■ MATERIAL PROVIDED ■
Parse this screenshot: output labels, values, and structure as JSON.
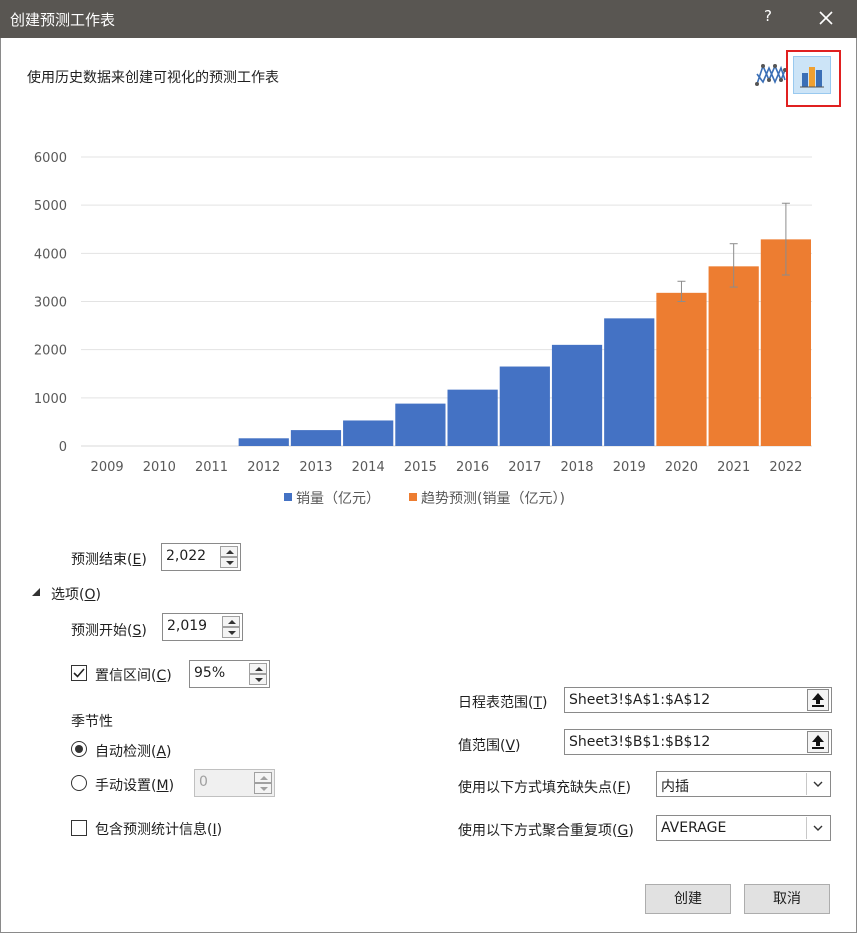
{
  "window": {
    "title": "创建预测工作表",
    "help_label": "?"
  },
  "subtitle": "使用历史数据来创建可视化的预测工作表",
  "view_buttons": {
    "line_icon": "line-chart-icon",
    "column_icon": "column-chart-icon",
    "selected": "column"
  },
  "chart_data": {
    "type": "bar",
    "categories": [
      "2009",
      "2010",
      "2011",
      "2012",
      "2013",
      "2014",
      "2015",
      "2016",
      "2017",
      "2018",
      "2019",
      "2020",
      "2021",
      "2022"
    ],
    "series": [
      {
        "name": "销量（亿元）",
        "color": "#4472c4",
        "values": [
          0,
          0,
          0,
          160,
          330,
          530,
          880,
          1170,
          1650,
          2100,
          2650,
          null,
          null,
          null
        ]
      },
      {
        "name": "趋势预测(销量（亿元）)",
        "color": "#ed7d31",
        "values": [
          null,
          null,
          null,
          null,
          null,
          null,
          null,
          null,
          null,
          null,
          null,
          3180,
          3730,
          4290
        ]
      }
    ],
    "error_bars": {
      "2020": [
        3000,
        3420
      ],
      "2021": [
        3300,
        4200
      ],
      "2022": [
        3550,
        5040
      ]
    },
    "ylim": [
      0,
      6000
    ],
    "yticks": [
      "0",
      "1000",
      "2000",
      "3000",
      "4000",
      "5000",
      "6000"
    ],
    "grid": true,
    "legend_position": "bottom"
  },
  "forecast_end": {
    "label_main": "预测结束(",
    "label_key": "E",
    "label_close": ")",
    "value": "2,022"
  },
  "options_toggle": {
    "label_main": "选项(",
    "label_key": "O",
    "label_close": ")"
  },
  "forecast_start": {
    "label_main": "预测开始(",
    "label_key": "S",
    "label_close": ")",
    "value": "2,019"
  },
  "confidence": {
    "label_main": "置信区间(",
    "label_key": "C",
    "label_close": ")",
    "checked": true,
    "value": "95%"
  },
  "seasonality": {
    "heading": "季节性",
    "auto": {
      "label_main": "自动检测(",
      "label_key": "A",
      "label_close": ")",
      "selected": true
    },
    "manual": {
      "label_main": "手动设置(",
      "label_key": "M",
      "label_close": ")",
      "selected": false,
      "value": "0"
    }
  },
  "include_stats": {
    "label_main": "包含预测统计信息(",
    "label_key": "I",
    "label_close": ")",
    "checked": false
  },
  "timeline_range": {
    "label_main": "日程表范围(",
    "label_key": "T",
    "label_close": ")",
    "value": "Sheet3!$A$1:$A$12"
  },
  "values_range": {
    "label_main": "值范围(",
    "label_key": "V",
    "label_close": ")",
    "value": "Sheet3!$B$1:$B$12"
  },
  "fill_missing": {
    "label_main": "使用以下方式填充缺失点(",
    "label_key": "F",
    "label_close": ")",
    "value": "内插"
  },
  "aggregate_dup": {
    "label_main": "使用以下方式聚合重复项(",
    "label_key": "G",
    "label_close": ")",
    "value": "AVERAGE"
  },
  "buttons": {
    "create": "创建",
    "cancel": "取消"
  }
}
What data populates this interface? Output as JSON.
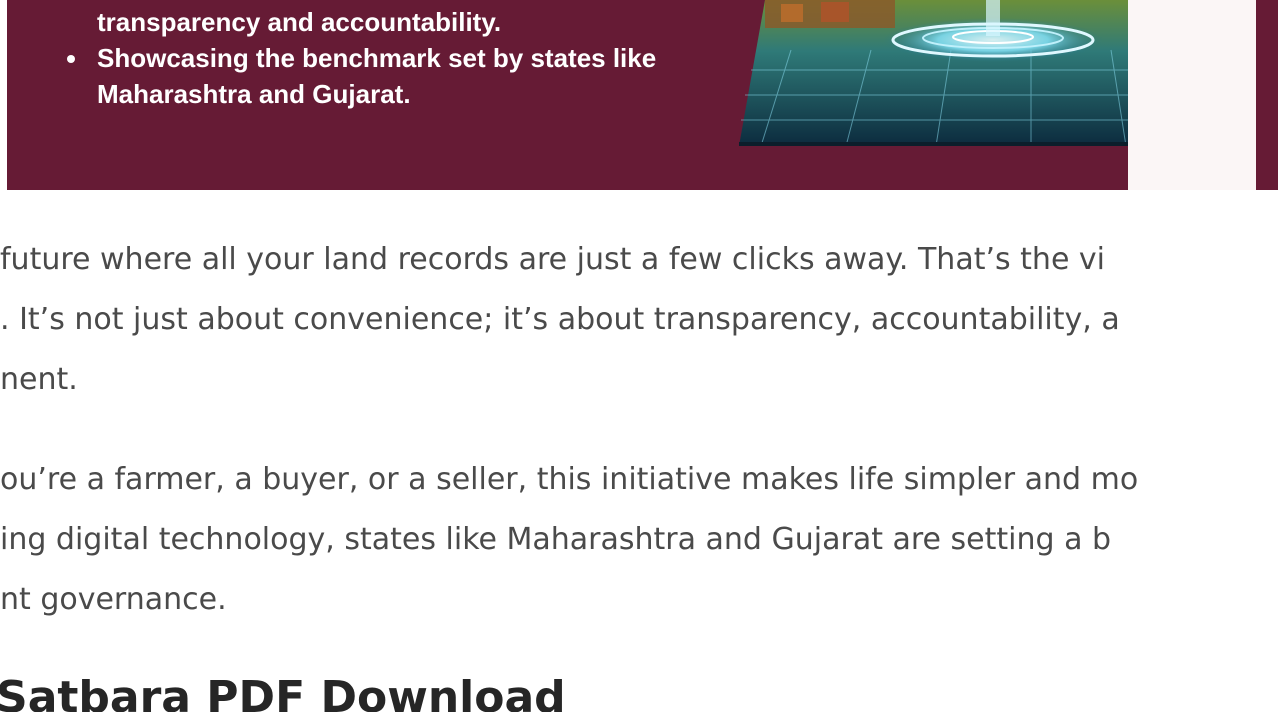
{
  "banner": {
    "bullets": [
      {
        "text": "transparency and accountability.",
        "continuation": true
      },
      {
        "text": "Showcasing the benchmark set by states like",
        "continuation": false
      },
      {
        "text": "Maharashtra and Gujarat.",
        "continuation": true
      }
    ],
    "colors": {
      "background": "#661b35",
      "text": "#ffffff"
    }
  },
  "article": {
    "paragraph_1": [
      "future where all your land records are just a few clicks away. That’s the vi",
      ". It’s not just about convenience; it’s about transparency, accountability, a",
      "nent."
    ],
    "paragraph_2": [
      "ou’re a farmer, a buyer, or a seller, this initiative makes life simpler and mo",
      "ing digital technology, states like Maharashtra and Gujarat are setting a b",
      "nt governance."
    ],
    "heading": "Satbara PDF Download",
    "text_color": "#4a4a4a"
  }
}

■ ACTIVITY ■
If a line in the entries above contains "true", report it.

■ RESULT FOR THIS EXERCISE ■
    "grid": true,
    "checked": true,
      "selected": true
        "continuation": true
        "continuation": true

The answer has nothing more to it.